While you cannot teach an actual kiss, some birds can be conditioned to touch their beak to a person’s mouth or nose on an audible cue like “kiss.” This is similar to training dogs to “kiss” on command. The bird is just associating the action with a verbal prompt, not understanding the human meaning of a kiss.
Do birds like to kiss their chicks?
Parent birds do not kiss their young like human parents might kiss babies. However, activities like all-feeding, in which parents rub and touch bills with chicks to transfer food, strengthen social bonds. Gentle bill contact from parents may also help train chicks in species-typical bonding rituals they will need as adults.
Can you tell if birds are mates by watching them kiss?
If two birds are consistently engaged in bonding rituals like billing, allopreening, and synchronized displays, it is a good sign they are mates. Mated pairs will repeat these behaviors regularly as part of their pair bond maintenance. Focus on the head and neck areas during allopreening and delicate billing are especially suggestive of a strong bond.
Do female birds ever refuse a male’s attempt to kiss?
In bonded pairs that normally bill, a female might avoid billing from the male as a sign she is not ready to breed. Some males may also try to force billing on females during aggressive courtship. Females can refuse these forceful attempts by resisting with their bills or moving away. This shows the importance of ritualized bonding behaviors being mutual.
Can same-sex bird pairs go through bonding rituals like billing?
There are some documented cases of same-sex bird pairs engaging in bonding and courtship behaviors like billing. Since the rituals serve a social bonding function, they may occur in any strongly bonded relationship, whether opposite or same-sex. The billing helps strengthen the pair’s social attachment, even without a reproductive purpose.
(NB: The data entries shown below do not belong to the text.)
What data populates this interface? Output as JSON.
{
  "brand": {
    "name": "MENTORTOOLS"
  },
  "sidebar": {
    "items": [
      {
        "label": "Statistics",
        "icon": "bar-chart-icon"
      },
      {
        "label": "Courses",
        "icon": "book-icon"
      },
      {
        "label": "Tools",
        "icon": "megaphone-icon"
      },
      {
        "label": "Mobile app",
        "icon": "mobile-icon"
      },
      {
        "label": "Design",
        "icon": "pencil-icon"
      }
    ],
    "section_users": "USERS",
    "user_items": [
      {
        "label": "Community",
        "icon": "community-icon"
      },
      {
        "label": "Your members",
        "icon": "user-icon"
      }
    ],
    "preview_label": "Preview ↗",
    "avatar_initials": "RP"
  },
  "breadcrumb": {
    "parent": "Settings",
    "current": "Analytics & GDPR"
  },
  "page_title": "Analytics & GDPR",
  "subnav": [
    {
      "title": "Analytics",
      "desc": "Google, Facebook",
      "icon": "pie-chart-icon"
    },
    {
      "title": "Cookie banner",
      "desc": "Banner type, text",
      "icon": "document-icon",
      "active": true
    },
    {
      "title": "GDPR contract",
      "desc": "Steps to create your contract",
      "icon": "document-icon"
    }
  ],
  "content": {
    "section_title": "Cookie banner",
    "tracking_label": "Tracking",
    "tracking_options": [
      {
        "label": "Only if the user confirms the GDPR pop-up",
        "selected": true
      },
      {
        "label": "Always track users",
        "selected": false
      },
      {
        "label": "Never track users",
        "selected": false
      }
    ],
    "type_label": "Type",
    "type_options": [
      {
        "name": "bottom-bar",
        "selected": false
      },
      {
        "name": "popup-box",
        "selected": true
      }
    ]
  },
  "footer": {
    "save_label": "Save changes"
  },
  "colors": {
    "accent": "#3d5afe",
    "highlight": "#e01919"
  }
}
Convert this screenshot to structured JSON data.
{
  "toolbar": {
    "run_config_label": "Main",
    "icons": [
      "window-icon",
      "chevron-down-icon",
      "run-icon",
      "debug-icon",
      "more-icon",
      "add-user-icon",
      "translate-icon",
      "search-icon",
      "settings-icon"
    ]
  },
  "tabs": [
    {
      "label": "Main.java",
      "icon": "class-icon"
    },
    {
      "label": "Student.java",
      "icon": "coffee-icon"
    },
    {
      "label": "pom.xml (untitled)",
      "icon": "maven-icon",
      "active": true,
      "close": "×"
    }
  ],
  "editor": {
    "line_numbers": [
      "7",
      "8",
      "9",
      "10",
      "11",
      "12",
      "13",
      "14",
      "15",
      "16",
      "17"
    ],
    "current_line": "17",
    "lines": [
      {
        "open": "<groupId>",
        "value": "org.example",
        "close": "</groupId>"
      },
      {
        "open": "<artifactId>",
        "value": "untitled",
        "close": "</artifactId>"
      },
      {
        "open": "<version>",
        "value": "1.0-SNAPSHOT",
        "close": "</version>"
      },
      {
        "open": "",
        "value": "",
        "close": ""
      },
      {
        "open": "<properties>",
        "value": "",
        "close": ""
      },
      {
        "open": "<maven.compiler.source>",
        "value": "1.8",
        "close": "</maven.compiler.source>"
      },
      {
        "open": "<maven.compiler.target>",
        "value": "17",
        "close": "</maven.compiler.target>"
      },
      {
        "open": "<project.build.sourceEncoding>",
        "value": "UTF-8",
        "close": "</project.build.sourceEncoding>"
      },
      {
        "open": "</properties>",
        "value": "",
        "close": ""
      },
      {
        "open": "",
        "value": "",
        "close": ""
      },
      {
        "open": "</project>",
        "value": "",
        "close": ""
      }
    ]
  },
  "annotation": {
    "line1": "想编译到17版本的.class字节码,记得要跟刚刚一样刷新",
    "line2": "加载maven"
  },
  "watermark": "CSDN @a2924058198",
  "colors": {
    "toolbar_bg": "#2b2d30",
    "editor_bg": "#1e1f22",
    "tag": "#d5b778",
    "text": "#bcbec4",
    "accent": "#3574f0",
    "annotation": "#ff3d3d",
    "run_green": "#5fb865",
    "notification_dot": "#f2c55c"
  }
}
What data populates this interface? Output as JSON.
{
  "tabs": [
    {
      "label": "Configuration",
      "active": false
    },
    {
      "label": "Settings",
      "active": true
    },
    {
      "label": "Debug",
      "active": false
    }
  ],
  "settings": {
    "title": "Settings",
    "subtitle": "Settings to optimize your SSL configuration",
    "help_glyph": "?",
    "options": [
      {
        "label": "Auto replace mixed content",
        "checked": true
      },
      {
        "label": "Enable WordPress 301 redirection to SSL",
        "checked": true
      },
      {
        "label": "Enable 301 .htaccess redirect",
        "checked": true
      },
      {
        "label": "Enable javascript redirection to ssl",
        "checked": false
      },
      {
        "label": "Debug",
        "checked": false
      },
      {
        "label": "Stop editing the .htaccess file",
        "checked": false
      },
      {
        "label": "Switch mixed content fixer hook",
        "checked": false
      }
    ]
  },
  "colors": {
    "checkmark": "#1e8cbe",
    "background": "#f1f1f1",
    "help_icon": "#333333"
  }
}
Do all bird species kiss, or only some?
Billing and related bonding behaviors are only present in certain bird groups like parrots, doves, and songbirds. Groups like waterfowl and birds of prey do not demonstrate ritualized bonding through bill contact or allopreening. It depends on the typical social structure of a given species as to whether they exhibit these behaviors.
Can you bond with a bird by mimicking its kissing rituals?
Imitating bonding behaviors can potentially help some birds accept you into their social group. However, this takes time and progress will depend on the individual bird’s personality. Food bribes can sometimes help teach gentle billing of owners’ mouths. But patience and respect for the bird’s boundaries are required; bonding cannot be rushed through imitation alone.
why do birds kiss each other?
Birds don’t kiss each other in the way humans do. When birds touch beaks, they display affection and strengthen their pair bond. Beak touching and beak rubbing help maintain relationships between mated bird pairs.
What is kiss meaning?
A kiss is an act of affection where two people press their lips together. It expresses love, desire, respect, and friendship. A kiss can be brief or long, gentle or passionate. Its meaning depends on the relationship between the two people, as a kiss intimates intimacy and connection.
How do birds show affection to humans?
Birds show affection to humans through bonding behaviors like sitting on your shoulder, chirping happily, or preening your hair.
Should you let your bird kiss you?
It’s best not to let pet birds kiss your lips, as they may find it frightening or threatening. Gently touching beaks can be an affectionate gesture.
Do birds like it when we kiss them?
No, birds generally do not like it when humans try to kiss them, as they may find it frightening or threatening. It’s best to avoid kissing pet birds.
Why do lovebirds kiss?
Lovebirds kiss by gently touching beaks as a social bonding behavior.